The first question is to ask if you are
the right person to investigate. If not,
maybe your responsibility is to be sure
an investigation is conducted by a more
appropriate person. The investigator must
be experienced with the issues and have a
strong reputation for fairness, especially
if the results are likely to become public.
Remember, by selecting that person you
will likely be jointly responsible for the
results, so be careful in that selection.
Additionally, consider confidentiality. If
others have a need to know, tell them an
investigation is occurring. Sometimes it
can begin confidentially, but as soon as a
likelihood of misconduct is uncovered,
give them a summary as soon as
practicable. Likewise, be careful not to
share the information with the wrong
people (those who have no need to know
about the investigation). Remember that at
the “right” time, the accused parties should
have a right to confront the evidence.
A Case Study
An anonymous allegation was made on
the company’s compliance telephone line
that a Plant Manager in Australia was
spinning the safety results. Our company
received 1,200 such calls annually
and about 90 percent had little to no
substance. However, every complaint was
I sent the manager with the company’s
best safety record keeper to Australia to
investigate. She called a week later and
informed me of 50 unreported incidents.
Most were minor first aid cases, but four
were more serious, recordable cases.
She spoke with the victims and the
safety manager. In each case, they were
instructed by the Plant Manager not to
report the incidents. When confronted, the
Plant Manager denied the allegations but
could not refute the evidence.
These facts were reported to the
Operations leaders of the company. They
invited me to a meeting in New York City
where they asked if the company had to
fire the employee in question. I responded,
“No, he’s already fired himself. Now 60,000
employees are watching you to see what
you do about it.”
ETHICAL DILEMMAS 13 Upcoming articles in this series will take
a closer look at each dilemma.
STANDING UP TO POWER
Someone in power is asking you to do something
MADE A PROMISE
Conflicting commitments force you to choose.
You see something wrong. How do you proceed?
CONFLICTS OF INTEREST
Multiple roles put you at cross purposes.
SUSPICIONS WITHOUT ENOUGH EVIDENCE
You believe something is going on, but you’re not sure.
Achieving justice but by doing something unethical.
SKIRTING THE RULES
Bending a rule for a better outcome.
Misrepresenting the truth for better outcome.
Giving up ethical stance to protect valued relationship.

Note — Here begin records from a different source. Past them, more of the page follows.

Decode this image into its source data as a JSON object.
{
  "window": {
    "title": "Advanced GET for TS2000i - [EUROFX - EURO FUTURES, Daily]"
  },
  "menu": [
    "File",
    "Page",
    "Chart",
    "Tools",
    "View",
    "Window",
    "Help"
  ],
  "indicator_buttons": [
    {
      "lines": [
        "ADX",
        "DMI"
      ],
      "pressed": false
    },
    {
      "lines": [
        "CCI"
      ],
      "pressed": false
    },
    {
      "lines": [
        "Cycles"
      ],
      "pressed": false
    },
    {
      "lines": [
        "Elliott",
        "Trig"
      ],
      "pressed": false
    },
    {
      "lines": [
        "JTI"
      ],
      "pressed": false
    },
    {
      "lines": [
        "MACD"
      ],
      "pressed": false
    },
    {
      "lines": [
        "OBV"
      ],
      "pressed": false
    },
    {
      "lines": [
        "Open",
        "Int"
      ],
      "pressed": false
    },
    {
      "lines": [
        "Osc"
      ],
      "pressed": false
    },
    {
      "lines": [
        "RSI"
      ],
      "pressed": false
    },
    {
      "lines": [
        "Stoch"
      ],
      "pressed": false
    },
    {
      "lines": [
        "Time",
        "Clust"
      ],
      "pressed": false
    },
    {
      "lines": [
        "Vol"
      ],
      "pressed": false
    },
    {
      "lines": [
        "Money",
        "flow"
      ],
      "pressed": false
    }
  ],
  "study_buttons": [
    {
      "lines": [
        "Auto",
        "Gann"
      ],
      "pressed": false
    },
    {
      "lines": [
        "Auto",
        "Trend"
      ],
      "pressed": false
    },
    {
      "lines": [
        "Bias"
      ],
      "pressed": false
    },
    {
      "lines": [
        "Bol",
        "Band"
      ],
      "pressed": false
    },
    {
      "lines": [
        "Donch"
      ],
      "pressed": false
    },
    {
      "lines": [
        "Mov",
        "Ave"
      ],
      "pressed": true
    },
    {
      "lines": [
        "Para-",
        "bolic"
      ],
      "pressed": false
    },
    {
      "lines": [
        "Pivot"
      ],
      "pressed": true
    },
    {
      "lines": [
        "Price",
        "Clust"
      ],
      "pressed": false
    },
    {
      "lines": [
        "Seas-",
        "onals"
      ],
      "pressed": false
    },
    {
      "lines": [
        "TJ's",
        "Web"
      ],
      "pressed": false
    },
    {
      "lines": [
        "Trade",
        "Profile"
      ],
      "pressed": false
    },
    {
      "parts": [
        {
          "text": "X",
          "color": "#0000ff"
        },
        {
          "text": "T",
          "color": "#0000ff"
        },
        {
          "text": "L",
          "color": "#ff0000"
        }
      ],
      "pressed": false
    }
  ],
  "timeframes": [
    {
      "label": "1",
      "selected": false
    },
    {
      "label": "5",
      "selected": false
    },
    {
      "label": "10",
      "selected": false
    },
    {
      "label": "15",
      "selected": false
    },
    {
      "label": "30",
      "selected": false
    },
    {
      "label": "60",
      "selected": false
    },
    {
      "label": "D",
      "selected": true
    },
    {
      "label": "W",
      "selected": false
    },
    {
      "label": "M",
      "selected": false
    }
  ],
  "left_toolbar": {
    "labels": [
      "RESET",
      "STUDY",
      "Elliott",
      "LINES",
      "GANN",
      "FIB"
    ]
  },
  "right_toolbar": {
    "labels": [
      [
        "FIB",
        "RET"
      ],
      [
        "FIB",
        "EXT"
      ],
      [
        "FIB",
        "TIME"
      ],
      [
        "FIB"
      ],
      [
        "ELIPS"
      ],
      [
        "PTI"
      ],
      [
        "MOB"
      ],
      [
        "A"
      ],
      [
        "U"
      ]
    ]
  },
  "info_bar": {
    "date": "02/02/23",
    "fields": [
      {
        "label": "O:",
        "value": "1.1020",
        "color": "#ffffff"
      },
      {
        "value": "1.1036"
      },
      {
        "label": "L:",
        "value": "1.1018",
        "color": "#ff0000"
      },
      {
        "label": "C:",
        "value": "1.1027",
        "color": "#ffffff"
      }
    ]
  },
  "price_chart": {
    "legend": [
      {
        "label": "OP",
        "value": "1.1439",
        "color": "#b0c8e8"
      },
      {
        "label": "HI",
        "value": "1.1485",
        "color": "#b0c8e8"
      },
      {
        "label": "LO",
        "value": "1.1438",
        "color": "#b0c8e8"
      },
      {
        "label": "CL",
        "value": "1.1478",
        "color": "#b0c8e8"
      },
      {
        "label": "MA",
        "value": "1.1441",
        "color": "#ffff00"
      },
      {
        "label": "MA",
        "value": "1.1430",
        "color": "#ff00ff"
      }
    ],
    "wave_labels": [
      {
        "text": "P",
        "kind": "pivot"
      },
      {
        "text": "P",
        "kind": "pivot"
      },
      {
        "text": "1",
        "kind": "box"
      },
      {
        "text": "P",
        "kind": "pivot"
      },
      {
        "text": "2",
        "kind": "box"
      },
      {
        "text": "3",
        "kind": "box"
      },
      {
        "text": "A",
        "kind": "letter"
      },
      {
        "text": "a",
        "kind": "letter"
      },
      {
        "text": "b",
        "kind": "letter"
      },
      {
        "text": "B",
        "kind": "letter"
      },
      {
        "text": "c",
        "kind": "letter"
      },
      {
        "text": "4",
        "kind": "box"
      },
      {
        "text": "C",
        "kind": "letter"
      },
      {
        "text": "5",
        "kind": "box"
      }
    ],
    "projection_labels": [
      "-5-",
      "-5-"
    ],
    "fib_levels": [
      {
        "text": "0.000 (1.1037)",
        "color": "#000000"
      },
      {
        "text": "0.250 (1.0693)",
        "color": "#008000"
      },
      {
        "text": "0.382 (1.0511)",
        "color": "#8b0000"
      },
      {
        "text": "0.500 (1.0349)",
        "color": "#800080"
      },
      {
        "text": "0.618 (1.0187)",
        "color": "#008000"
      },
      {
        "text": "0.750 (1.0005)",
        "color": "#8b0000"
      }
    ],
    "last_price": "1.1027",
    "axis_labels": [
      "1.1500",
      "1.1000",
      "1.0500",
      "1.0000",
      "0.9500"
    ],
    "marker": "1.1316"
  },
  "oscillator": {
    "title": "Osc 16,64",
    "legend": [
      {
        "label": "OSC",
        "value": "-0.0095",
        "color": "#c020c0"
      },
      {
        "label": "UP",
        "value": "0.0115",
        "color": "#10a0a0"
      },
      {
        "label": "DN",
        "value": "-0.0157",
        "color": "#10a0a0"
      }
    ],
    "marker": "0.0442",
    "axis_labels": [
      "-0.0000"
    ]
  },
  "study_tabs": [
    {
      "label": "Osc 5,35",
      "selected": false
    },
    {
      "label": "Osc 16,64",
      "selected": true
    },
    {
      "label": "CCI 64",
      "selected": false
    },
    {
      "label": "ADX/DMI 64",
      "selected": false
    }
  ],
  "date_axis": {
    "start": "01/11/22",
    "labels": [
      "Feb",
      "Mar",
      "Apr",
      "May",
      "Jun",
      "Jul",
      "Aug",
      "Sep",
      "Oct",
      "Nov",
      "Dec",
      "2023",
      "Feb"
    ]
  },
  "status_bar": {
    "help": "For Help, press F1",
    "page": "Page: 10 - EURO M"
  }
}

SACRIFICING PERSONAL VALUES
Living ethically might put burden on others.
When opportunity exists to wield an unfair upper hand.
When you are responsible for a mistake.
You could grant forgiveness, but you don’t know
if you should.